Input records
========================================

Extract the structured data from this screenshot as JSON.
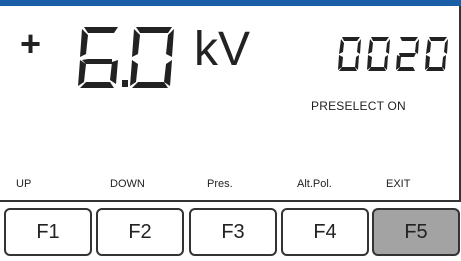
{
  "display": {
    "polarity": "+",
    "voltage_value": "6.0",
    "voltage_unit": "kV",
    "counter": "0020",
    "status": "PRESELECT ON"
  },
  "softkeys": {
    "labels": [
      "UP",
      "DOWN",
      "Pres.",
      "Alt.Pol.",
      "EXIT"
    ]
  },
  "function_keys": [
    {
      "label": "F1",
      "active": false
    },
    {
      "label": "F2",
      "active": false
    },
    {
      "label": "F3",
      "active": false
    },
    {
      "label": "F4",
      "active": false
    },
    {
      "label": "F5",
      "active": true
    }
  ],
  "colors": {
    "top_bar": "#1b5ea8",
    "lcd_background": "#ffffff",
    "text": "#222222",
    "active_key": "#a3a3a3"
  }
}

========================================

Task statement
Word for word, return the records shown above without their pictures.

Solution to this problem
Extract the structured data from this screenshot as JSON.
{
  "display": {
    "polarity": "+",
    "voltage_value": "6.0",
    "voltage_unit": "kV",
    "counter": "0020",
    "status": "PRESELECT ON"
  },
  "softkeys": {
    "labels": [
      "UP",
      "DOWN",
      "Pres.",
      "Alt.Pol.",
      "EXIT"
    ]
  },
  "function_keys": [
    {
      "label": "F1",
      "active": false
    },
    {
      "label": "F2",
      "active": false
    },
    {
      "label": "F3",
      "active": false
    },
    {
      "label": "F4",
      "active": false
    },
    {
      "label": "F5",
      "active": true
    }
  ],
  "colors": {
    "top_bar": "#1b5ea8",
    "lcd_background": "#ffffff",
    "text": "#222222",
    "active_key": "#a3a3a3"
  }
}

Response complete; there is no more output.